■ Task prompt
Copy each line from the data that has the word "JSON" in it.

■ Information given

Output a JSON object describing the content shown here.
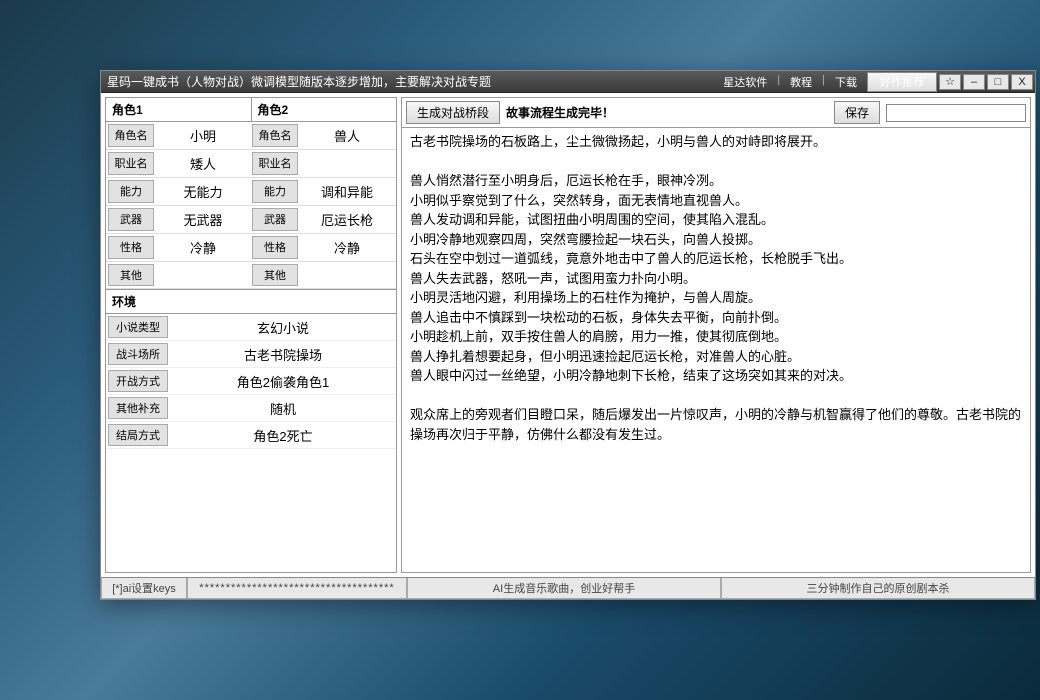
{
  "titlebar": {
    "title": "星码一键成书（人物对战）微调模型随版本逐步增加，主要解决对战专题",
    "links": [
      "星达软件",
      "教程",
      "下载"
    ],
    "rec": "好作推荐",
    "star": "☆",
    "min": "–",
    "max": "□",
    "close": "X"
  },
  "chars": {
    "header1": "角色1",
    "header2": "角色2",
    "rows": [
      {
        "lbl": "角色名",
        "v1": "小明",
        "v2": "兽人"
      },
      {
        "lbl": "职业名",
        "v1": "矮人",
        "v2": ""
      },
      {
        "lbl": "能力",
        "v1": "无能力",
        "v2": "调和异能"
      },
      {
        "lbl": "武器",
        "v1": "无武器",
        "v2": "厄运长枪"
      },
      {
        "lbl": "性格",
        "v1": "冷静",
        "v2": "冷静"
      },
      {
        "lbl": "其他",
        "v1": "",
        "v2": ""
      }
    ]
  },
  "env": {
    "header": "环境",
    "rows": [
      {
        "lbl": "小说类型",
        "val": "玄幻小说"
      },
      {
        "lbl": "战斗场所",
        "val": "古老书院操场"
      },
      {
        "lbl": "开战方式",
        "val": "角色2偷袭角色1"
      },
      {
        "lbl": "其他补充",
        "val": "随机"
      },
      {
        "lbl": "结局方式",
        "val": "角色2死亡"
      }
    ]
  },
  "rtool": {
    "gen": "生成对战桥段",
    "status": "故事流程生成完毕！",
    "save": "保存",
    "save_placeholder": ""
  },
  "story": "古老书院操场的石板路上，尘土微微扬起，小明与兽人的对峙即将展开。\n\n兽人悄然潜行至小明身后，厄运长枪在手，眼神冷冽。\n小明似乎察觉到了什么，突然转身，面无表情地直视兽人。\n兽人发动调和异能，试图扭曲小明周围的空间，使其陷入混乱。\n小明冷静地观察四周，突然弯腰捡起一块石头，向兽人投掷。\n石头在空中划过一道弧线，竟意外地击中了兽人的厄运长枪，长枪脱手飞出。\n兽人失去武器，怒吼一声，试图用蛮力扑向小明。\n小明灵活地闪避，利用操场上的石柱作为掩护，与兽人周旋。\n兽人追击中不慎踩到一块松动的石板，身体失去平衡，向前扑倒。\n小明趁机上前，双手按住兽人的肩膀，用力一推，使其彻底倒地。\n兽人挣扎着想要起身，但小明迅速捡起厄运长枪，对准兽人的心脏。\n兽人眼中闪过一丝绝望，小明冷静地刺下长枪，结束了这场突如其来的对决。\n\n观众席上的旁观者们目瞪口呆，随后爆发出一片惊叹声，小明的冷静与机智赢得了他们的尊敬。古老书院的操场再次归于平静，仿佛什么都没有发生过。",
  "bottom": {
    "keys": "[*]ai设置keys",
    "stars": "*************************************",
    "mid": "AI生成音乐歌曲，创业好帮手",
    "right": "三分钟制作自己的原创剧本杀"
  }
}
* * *
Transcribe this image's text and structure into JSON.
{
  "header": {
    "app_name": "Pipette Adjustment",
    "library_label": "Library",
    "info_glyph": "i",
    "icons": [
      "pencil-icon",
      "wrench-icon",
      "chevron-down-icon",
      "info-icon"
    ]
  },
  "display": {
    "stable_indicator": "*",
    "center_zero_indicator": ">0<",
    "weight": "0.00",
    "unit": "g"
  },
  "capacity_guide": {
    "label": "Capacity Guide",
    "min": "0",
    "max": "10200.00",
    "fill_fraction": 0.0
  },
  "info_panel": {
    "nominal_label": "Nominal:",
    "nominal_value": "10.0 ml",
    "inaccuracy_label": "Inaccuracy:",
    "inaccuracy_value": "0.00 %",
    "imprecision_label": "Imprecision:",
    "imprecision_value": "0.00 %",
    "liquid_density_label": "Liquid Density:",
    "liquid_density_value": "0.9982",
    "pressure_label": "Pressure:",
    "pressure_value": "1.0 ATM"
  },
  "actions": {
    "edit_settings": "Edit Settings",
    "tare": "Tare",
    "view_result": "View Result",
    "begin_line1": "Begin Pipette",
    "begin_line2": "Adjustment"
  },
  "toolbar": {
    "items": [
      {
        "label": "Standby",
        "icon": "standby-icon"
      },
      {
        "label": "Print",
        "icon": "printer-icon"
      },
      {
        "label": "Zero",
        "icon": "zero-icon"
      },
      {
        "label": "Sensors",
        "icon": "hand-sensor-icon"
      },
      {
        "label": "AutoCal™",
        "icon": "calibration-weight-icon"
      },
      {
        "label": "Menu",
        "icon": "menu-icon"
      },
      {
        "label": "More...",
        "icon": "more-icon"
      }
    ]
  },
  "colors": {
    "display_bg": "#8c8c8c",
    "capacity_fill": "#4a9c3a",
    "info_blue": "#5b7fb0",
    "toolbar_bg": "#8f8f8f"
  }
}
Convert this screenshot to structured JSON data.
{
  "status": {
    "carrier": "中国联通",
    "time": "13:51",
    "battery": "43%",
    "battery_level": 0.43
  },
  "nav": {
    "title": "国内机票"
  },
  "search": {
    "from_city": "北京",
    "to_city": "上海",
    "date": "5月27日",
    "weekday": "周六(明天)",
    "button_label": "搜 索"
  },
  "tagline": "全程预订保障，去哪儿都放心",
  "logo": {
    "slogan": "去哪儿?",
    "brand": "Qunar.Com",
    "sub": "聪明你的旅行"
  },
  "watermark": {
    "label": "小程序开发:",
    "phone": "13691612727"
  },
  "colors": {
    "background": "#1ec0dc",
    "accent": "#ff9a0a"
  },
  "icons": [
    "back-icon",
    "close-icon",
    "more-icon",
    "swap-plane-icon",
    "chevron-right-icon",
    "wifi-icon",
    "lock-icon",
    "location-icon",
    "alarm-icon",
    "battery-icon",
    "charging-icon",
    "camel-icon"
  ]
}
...
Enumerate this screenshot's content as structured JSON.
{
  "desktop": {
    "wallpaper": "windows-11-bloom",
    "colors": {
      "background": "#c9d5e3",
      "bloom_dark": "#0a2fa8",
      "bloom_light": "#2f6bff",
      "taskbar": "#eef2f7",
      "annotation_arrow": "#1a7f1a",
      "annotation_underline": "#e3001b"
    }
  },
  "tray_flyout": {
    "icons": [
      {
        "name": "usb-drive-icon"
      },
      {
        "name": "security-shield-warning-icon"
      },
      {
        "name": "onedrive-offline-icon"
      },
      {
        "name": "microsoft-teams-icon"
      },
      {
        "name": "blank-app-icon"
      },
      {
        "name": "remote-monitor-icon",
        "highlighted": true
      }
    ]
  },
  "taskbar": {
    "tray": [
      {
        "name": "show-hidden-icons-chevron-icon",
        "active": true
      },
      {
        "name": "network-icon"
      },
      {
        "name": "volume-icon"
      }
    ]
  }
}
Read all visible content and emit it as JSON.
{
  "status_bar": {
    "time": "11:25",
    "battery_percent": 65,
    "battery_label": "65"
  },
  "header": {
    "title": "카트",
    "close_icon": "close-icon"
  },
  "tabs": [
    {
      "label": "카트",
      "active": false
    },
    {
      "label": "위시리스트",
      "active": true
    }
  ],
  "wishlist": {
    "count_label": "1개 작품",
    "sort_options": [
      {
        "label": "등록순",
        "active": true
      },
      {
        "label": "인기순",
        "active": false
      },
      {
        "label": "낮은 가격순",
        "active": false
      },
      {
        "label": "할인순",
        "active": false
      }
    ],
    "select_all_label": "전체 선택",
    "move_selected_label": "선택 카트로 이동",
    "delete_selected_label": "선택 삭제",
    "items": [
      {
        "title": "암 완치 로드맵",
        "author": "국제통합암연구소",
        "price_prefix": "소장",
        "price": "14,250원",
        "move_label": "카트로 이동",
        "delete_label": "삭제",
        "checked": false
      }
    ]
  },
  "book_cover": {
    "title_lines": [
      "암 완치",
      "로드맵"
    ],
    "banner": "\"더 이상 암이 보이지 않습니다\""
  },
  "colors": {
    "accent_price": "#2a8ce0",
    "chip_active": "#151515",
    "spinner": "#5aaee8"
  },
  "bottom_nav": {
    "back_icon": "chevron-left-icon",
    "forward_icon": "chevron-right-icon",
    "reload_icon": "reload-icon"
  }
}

■ Task answer
Output a JSON object describing the content shown here.
Transcribe this image's text and structure into JSON.
Convert this screenshot to structured JSON data.
Enumerate this screenshot's content as structured JSON.
Read all visible content and emit it as JSON.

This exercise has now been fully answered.